For me, building a just Cape Town would involve transforming Pride from being a week of parties and celebrations to becoming a year-long campaign to make Cape Town a safe and welcoming space for all queer people. Central to such a process would need to be queer people themselves. Grassroots LGBTI organizations have a deep knowledge of challenges facing queer people outside of historically white apartheid Cape Town. Such knowledge is a critical resource to plot what is needed to transform Cape Town. The wealthy party crowd that makes up much of Pride has an enviable level of social capital that could open doors, networks and resources to profoundly influence urban planning and development in Cape Town. But experience has shown that being queer has not in itself provided enough cohesiveness or empathy to overcome the differences caused by other factors such as race, class, and gender. Repeated attempts to change Pride, almost since its inception, have collapsed in acrimony with organizers’ protests about the need to deliver on events that will appeal to essential corporate sponsors being dismissed amid accusations of racism and deliberate exclusion.
What might help to overcome this impasse? I think some of the most creative development and transformation approaches being explored in South Africa, and indeed across the continent and the global South, are focused on ways in which city (rather than national) policies can promote greater social integration and advancement for vulnerable and excluded groups. But I have found no documentation that looks at how sexual minorities can be included in this cutting edge thinking.
But then, neither have I have seen much evidence of LGBTI organizations linking their struggles to other equally compelling social justice issues. For instance, it’s an oft-cited statistic that in South Africa poor girls are more likely to be raped than to finish school, such is the pervasive endemic of gender based violence.

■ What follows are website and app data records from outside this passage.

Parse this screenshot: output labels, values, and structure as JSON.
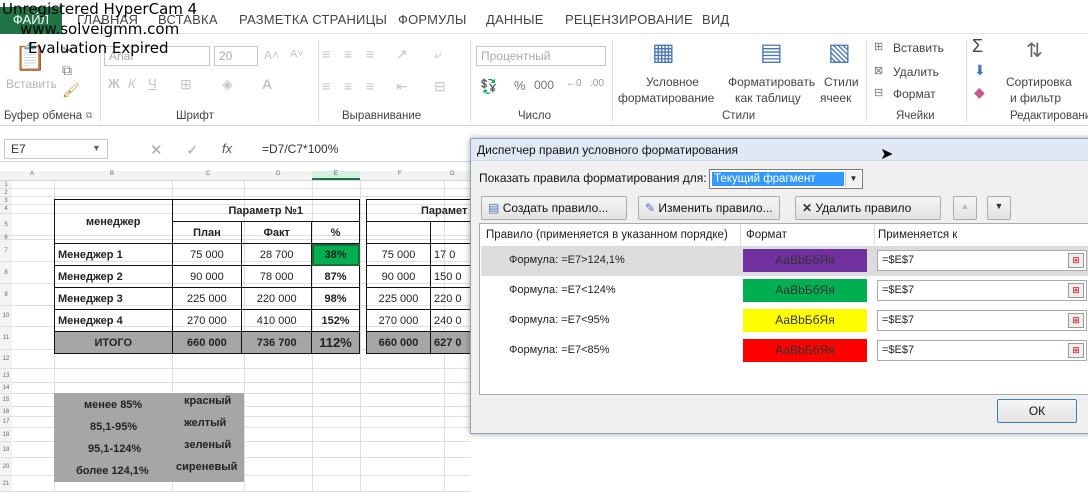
{
  "ribbon": {
    "tabs": [
      "ФАЙЛ",
      "ГЛАВНАЯ",
      "ВСТАВКА",
      "РАЗМЕТКА СТРАНИЦЫ",
      "ФОРМУЛЫ",
      "ДАННЫЕ",
      "РЕЦЕНЗИРОВАНИЕ",
      "ВИД"
    ],
    "paste_label": "Вставить",
    "groups": [
      "Буфер обмена",
      "Шрифт",
      "Выравнивание",
      "Число",
      "Стили",
      "Ячейки",
      "Редактирование"
    ],
    "font_name": "Arial",
    "font_size": "20",
    "number_format": "Процентный",
    "cond_fmt": [
      "Условное",
      "форматирование"
    ],
    "fmt_table": [
      "Форматировать",
      "как таблицу"
    ],
    "cell_styles": [
      "Стили",
      "ячеек"
    ],
    "insert_label": "Вставить",
    "delete_label": "Удалить",
    "format_label": "Формат",
    "sort_label": [
      "Сортировка",
      "и фильтр"
    ]
  },
  "watermark": {
    "line1": "Unregistered HyperCam 4",
    "line2": "www.solveigmm.com",
    "line3": "Evaluation Expired"
  },
  "formula_bar": {
    "name_box": "E7",
    "fx": "fx",
    "formula": "=D7/C7*100%"
  },
  "sheet": {
    "row_numbers": [
      "1",
      "2",
      "3",
      "4",
      "5",
      "6",
      "7",
      "8",
      "9",
      "10",
      "11",
      "12",
      "13",
      "14",
      "15",
      "16",
      "17",
      "18",
      "19",
      "20",
      "21"
    ],
    "col_letters": [
      "A",
      "B",
      "C",
      "D",
      "E",
      "F",
      "G"
    ],
    "header_manager": "менеджер",
    "header_param": "Параметр №1",
    "header_param2": "Парамет",
    "sub_headers": [
      "План",
      "Факт",
      "%"
    ],
    "rows": [
      {
        "name": "Менеджер 1",
        "plan": "75 000",
        "fact": "28 700",
        "pct": "38%",
        "plan2": "75 000",
        "fact2": "17 0"
      },
      {
        "name": "Менеджер 2",
        "plan": "90 000",
        "fact": "78 000",
        "pct": "87%",
        "plan2": "90 000",
        "fact2": "150 0"
      },
      {
        "name": "Менеджер 3",
        "plan": "225 000",
        "fact": "220 000",
        "pct": "98%",
        "plan2": "225 000",
        "fact2": "220 0"
      },
      {
        "name": "Менеджер 4",
        "plan": "270 000",
        "fact": "410 000",
        "pct": "152%",
        "plan2": "270 000",
        "fact2": "240 0"
      }
    ],
    "total": {
      "name": "ИТОГО",
      "plan": "660 000",
      "fact": "736 700",
      "pct": "112%",
      "plan2": "660 000",
      "fact2": "627 0"
    },
    "legend": [
      {
        "range": "менее 85%",
        "color": "красный"
      },
      {
        "range": "85,1-95%",
        "color": "желтый"
      },
      {
        "range": "95,1-124%",
        "color": "зеленый"
      },
      {
        "range": "более 124,1%",
        "color": "сиреневый"
      }
    ]
  },
  "dialog": {
    "title": "Диспетчер правил условного форматирования",
    "show_label": "Показать правила форматирования для:",
    "scope": "Текущий фрагмент",
    "new_rule": "Создать правило...",
    "edit_rule": "Изменить правило...",
    "delete_rule": "Удалить правило",
    "col_rule": "Правило (применяется в указанном порядке)",
    "col_format": "Формат",
    "col_applies": "Применяется к",
    "rules": [
      {
        "formula": "Формула: =E7>124,1%",
        "preview": "АаВbБбЯя",
        "color": "#7030a0",
        "applies": "=$E$7"
      },
      {
        "formula": "Формула: =E7<124%",
        "preview": "АаВbБбЯя",
        "color": "#00b050",
        "applies": "=$E$7"
      },
      {
        "formula": "Формула: =E7<95%",
        "preview": "АаВbБбЯя",
        "color": "#ffff00",
        "applies": "=$E$7"
      },
      {
        "formula": "Формула: =E7<85%",
        "preview": "АаВbБбЯя",
        "color": "#ff0000",
        "applies": "=$E$7"
      }
    ],
    "ok": "ОК"
  },
  "colors": {
    "accent": "#217346",
    "green_cell": "#00b050",
    "total_fill": "#a6a6a6",
    "legend_fill": "#a6a6a6"
  }
}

In such a context, it makes little sense to seek solutions specifically for “lesbian rape”.
Hence, I am convinced that if we are to ever build a Cape Town that truly welcomes, celebrates and protects all her queer residents, that the starting point needs to be to a recognition that single-issue, identity politics simply doesn’t work in profoundly unequal and systemically violent cities. That in such spaces, addressing the needs of one vulnerable and marginalized group cannot hope to bring about the structural transformation that is required to ensure a life free of fear, stigma and discrimination.
So I recognize that for my vision of a just Cape Town to become a reality it will need to involve a real rainbow coalition of the marginalized, excluded, exploited and abused. n other words, a coalition with the capacity to speak to the needs of not only queer people, but also the aged, the homeless, the unemployed, victims of gender based violence (particularly women and children), and migrants.
Now that would be a Pride worth attending.
The Just City Essays is a joint project of The J. Max Bond Center, Next City and The Nature of Cities. © 2015 All rights are reserved.